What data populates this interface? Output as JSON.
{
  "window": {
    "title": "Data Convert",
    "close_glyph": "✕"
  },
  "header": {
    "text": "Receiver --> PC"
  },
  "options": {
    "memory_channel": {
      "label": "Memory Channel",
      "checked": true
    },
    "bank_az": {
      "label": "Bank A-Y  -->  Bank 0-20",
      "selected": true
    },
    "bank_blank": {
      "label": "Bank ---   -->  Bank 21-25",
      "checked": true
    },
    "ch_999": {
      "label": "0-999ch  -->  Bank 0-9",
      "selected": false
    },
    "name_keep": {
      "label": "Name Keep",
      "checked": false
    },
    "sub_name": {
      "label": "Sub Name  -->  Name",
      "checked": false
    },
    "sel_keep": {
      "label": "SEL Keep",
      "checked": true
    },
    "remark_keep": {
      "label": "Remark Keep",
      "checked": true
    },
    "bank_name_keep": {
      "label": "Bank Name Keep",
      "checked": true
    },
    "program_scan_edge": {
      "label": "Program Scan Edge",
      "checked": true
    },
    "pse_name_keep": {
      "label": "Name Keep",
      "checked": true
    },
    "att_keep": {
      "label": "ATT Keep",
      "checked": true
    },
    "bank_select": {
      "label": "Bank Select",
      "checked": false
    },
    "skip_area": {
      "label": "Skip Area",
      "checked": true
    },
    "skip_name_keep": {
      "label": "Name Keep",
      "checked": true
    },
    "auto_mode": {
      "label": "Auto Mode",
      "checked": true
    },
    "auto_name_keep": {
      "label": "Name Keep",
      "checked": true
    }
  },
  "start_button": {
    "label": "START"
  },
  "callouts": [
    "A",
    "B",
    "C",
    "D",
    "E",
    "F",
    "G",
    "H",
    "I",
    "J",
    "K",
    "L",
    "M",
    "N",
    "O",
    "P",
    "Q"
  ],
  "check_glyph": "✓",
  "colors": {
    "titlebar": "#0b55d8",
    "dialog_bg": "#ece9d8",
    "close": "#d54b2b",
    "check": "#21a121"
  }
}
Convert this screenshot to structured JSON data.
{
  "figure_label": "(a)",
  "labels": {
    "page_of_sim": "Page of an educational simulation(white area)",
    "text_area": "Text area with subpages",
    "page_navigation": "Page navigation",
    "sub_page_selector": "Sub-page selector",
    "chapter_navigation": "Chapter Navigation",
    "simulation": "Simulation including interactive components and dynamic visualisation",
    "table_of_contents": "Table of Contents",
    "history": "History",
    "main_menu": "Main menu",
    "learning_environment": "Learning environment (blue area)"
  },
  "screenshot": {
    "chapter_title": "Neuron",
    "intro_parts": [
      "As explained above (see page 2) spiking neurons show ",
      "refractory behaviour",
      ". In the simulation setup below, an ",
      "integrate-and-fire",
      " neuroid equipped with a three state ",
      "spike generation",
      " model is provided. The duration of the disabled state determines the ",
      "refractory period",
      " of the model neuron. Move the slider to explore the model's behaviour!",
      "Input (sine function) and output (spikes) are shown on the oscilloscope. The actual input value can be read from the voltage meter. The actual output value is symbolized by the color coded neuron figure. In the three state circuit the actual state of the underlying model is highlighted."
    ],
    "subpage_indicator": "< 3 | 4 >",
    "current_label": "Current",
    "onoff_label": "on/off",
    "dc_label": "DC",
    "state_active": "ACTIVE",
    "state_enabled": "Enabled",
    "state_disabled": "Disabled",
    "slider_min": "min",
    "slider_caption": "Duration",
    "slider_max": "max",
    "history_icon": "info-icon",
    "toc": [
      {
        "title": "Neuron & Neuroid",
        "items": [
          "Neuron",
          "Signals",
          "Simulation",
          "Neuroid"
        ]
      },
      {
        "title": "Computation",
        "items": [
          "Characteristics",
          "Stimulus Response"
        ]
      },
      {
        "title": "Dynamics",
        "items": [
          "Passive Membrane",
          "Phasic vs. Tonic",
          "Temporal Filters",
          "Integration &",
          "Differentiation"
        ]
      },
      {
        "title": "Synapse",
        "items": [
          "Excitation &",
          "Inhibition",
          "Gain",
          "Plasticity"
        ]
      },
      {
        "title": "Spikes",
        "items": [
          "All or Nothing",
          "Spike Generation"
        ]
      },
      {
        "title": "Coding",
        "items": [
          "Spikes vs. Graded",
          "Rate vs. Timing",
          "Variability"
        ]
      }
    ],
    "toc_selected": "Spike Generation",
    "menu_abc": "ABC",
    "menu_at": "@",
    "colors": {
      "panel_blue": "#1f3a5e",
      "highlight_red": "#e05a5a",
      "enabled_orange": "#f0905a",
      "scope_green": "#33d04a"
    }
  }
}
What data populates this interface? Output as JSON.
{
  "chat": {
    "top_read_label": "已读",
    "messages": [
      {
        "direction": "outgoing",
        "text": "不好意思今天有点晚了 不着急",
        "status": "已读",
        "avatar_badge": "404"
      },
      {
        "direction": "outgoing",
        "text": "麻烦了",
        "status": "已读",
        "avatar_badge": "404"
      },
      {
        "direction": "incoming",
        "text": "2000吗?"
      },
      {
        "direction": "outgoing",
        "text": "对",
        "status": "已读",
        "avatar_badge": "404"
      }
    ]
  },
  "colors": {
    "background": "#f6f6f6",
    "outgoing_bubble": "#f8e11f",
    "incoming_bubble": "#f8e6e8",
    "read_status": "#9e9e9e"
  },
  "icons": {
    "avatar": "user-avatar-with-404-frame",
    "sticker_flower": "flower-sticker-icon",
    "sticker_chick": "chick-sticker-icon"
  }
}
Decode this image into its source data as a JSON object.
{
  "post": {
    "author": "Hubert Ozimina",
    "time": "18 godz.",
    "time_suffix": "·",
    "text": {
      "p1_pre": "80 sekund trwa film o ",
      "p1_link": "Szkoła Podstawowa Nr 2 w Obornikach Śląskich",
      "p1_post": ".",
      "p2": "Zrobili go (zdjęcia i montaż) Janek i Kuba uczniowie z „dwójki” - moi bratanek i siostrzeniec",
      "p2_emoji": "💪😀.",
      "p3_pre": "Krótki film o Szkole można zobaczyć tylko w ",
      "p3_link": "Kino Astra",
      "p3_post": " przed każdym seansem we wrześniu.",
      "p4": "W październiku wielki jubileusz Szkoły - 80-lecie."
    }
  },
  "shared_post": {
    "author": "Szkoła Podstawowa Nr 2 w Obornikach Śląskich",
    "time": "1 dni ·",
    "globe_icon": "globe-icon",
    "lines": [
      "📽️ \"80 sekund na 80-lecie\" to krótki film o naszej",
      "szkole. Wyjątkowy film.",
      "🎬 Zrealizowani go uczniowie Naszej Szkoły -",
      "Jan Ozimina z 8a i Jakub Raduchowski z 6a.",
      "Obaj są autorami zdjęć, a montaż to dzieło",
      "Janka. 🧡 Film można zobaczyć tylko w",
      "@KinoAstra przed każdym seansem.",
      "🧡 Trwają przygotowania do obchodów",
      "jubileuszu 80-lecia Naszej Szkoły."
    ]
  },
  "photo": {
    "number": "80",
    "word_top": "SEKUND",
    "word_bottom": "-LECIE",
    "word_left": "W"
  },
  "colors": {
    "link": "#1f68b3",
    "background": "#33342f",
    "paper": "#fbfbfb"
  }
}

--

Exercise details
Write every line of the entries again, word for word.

Written reply
What data populates this interface? Output as JSON.
{
  "window": {
    "title": "Data Convert",
    "close_glyph": "✕"
  },
  "header": {
    "text": "Receiver --> PC"
  },
  "options": {
    "memory_channel": {
      "label": "Memory Channel",
      "checked": true
    },
    "bank_az": {
      "label": "Bank A-Y  -->  Bank 0-20",
      "selected": true
    },
    "bank_blank": {
      "label": "Bank ---   -->  Bank 21-25",
      "checked": true
    },
    "ch_999": {
      "label": "0-999ch  -->  Bank 0-9",
      "selected": false
    },
    "name_keep": {
      "label": "Name Keep",
      "checked": false
    },
    "sub_name": {
      "label": "Sub Name  -->  Name",
      "checked": false
    },
    "sel_keep": {
      "label": "SEL Keep",
      "checked": true
    },
    "remark_keep": {
      "label": "Remark Keep",
      "checked": true
    },
    "bank_name_keep": {
      "label": "Bank Name Keep",
      "checked": true
    },
    "program_scan_edge": {
      "label": "Program Scan Edge",
      "checked": true
    },
    "pse_name_keep": {
      "label": "Name Keep",
      "checked": true
    },
    "att_keep": {
      "label": "ATT Keep",
      "checked": true
    },
    "bank_select": {
      "label": "Bank Select",
      "checked": false
    },
    "skip_area": {
      "label": "Skip Area",
      "checked": true
    },
    "skip_name_keep": {
      "label": "Name Keep",
      "checked": true
    },
    "auto_mode": {
      "label": "Auto Mode",
      "checked": true
    },
    "auto_name_keep": {
      "label": "Name Keep",
      "checked": true
    }
  },
  "start_button": {
    "label": "START"
  },
  "callouts": [
    "A",
    "B",
    "C",
    "D",
    "E",
    "F",
    "G",
    "H",
    "I",
    "J",
    "K",
    "L",
    "M",
    "N",
    "O",
    "P",
    "Q"
  ],
  "check_glyph": "✓",
  "colors": {
    "titlebar": "#0b55d8",
    "dialog_bg": "#ece9d8",
    "close": "#d54b2b",
    "check": "#21a121"
  }
}
Convert this screenshot to structured JSON data.
{
  "figure_label": "(a)",
  "labels": {
    "page_of_sim": "Page of an educational simulation(white area)",
    "text_area": "Text area with subpages",
    "page_navigation": "Page navigation",
    "sub_page_selector": "Sub-page selector",
    "chapter_navigation": "Chapter Navigation",
    "simulation": "Simulation including interactive components and dynamic visualisation",
    "table_of_contents": "Table of Contents",
    "history": "History",
    "main_menu": "Main menu",
    "learning_environment": "Learning environment (blue area)"
  },
  "screenshot": {
    "chapter_title": "Neuron",
    "intro_parts": [
      "As explained above (see page 2) spiking neurons show ",
      "refractory behaviour",
      ". In the simulation setup below, an ",
      "integrate-and-fire",
      " neuroid equipped with a three state ",
      "spike generation",
      " model is provided. The duration of the disabled state determines the ",
      "refractory period",
      " of the model neuron. Move the slider to explore the model's behaviour!",
      "Input (sine function) and output (spikes) are shown on the oscilloscope. The actual input value can be read from the voltage meter. The actual output value is symbolized by the color coded neuron figure. In the three state circuit the actual state of the underlying model is highlighted."
    ],
    "subpage_indicator": "< 3 | 4 >",
    "current_label": "Current",
    "onoff_label": "on/off",
    "dc_label": "DC",
    "state_active": "ACTIVE",
    "state_enabled": "Enabled",
    "state_disabled": "Disabled",
    "slider_min": "min",
    "slider_caption": "Duration",
    "slider_max": "max",
    "history_icon": "info-icon",
    "toc": [
      {
        "title": "Neuron & Neuroid",
        "items": [
          "Neuron",
          "Signals",
          "Simulation",
          "Neuroid"
        ]
      },
      {
        "title": "Computation",
        "items": [
          "Characteristics",
          "Stimulus Response"
        ]
      },
      {
        "title": "Dynamics",
        "items": [
          "Passive Membrane",
          "Phasic vs. Tonic",
          "Temporal Filters",
          "Integration &",
          "Differentiation"
        ]
      },
      {
        "title": "Synapse",
        "items": [
          "Excitation &",
          "Inhibition",
          "Gain",
          "Plasticity"
        ]
      },
      {
        "title": "Spikes",
        "items": [
          "All or Nothing",
          "Spike Generation"
        ]
      },
      {
        "title": "Coding",
        "items": [
          "Spikes vs. Graded",
          "Rate vs. Timing",
          "Variability"
        ]
      }
    ],
    "toc_selected": "Spike Generation",
    "menu_abc": "ABC",
    "menu_at": "@",
    "colors": {
      "panel_blue": "#1f3a5e",
      "highlight_red": "#e05a5a",
      "enabled_orange": "#f0905a",
      "scope_green": "#33d04a"
    }
  }
}
What data populates this interface? Output as JSON.
{
  "chat": {
    "top_read_label": "已读",
    "messages": [
      {
        "direction": "outgoing",
        "text": "不好意思今天有点晚了 不着急",
        "status": "已读",
        "avatar_badge": "404"
      },
      {
        "direction": "outgoing",
        "text": "麻烦了",
        "status": "已读",
        "avatar_badge": "404"
      },
      {
        "direction": "incoming",
        "text": "2000吗?"
      },
      {
        "direction": "outgoing",
        "text": "对",
        "status": "已读",
        "avatar_badge": "404"
      }
    ]
  },
  "colors": {
    "background": "#f6f6f6",
    "outgoing_bubble": "#f8e11f",
    "incoming_bubble": "#f8e6e8",
    "read_status": "#9e9e9e"
  },
  "icons": {
    "avatar": "user-avatar-with-404-frame",
    "sticker_flower": "flower-sticker-icon",
    "sticker_chick": "chick-sticker-icon"
  }
}
Decode this image into its source data as a JSON object.
{
  "post": {
    "author": "Hubert Ozimina",
    "time": "18 godz.",
    "time_suffix": "·",
    "text": {
      "p1_pre": "80 sekund trwa film o ",
      "p1_link": "Szkoła Podstawowa Nr 2 w Obornikach Śląskich",
      "p1_post": ".",
      "p2": "Zrobili go (zdjęcia i montaż) Janek i Kuba uczniowie z „dwójki” - moi bratanek i siostrzeniec",
      "p2_emoji": "💪😀.",
      "p3_pre": "Krótki film o Szkole można zobaczyć tylko w ",
      "p3_link": "Kino Astra",
      "p3_post": " przed każdym seansem we wrześniu.",
      "p4": "W październiku wielki jubileusz Szkoły - 80-lecie."
    }
  },
  "shared_post": {
    "author": "Szkoła Podstawowa Nr 2 w Obornikach Śląskich",
    "time": "1 dni ·",
    "globe_icon": "globe-icon",
    "lines": [
      "📽️ \"80 sekund na 80-lecie\" to krótki film o naszej",
      "szkole. Wyjątkowy film.",
      "🎬 Zrealizowani go uczniowie Naszej Szkoły -",
      "Jan Ozimina z 8a i Jakub Raduchowski z 6a.",
      "Obaj są autorami zdjęć, a montaż to dzieło",
      "Janka. 🧡 Film można zobaczyć tylko w",
      "@KinoAstra przed każdym seansem.",
      "🧡 Trwają przygotowania do obchodów",
      "jubileuszu 80-lecia Naszej Szkoły."
    ]
  },
  "photo": {
    "number": "80",
    "word_top": "SEKUND",
    "word_bottom": "-LECIE",
    "word_left": "W"
  },
  "colors": {
    "link": "#1f68b3",
    "background": "#33342f",
    "paper": "#fbfbfb"
  }
}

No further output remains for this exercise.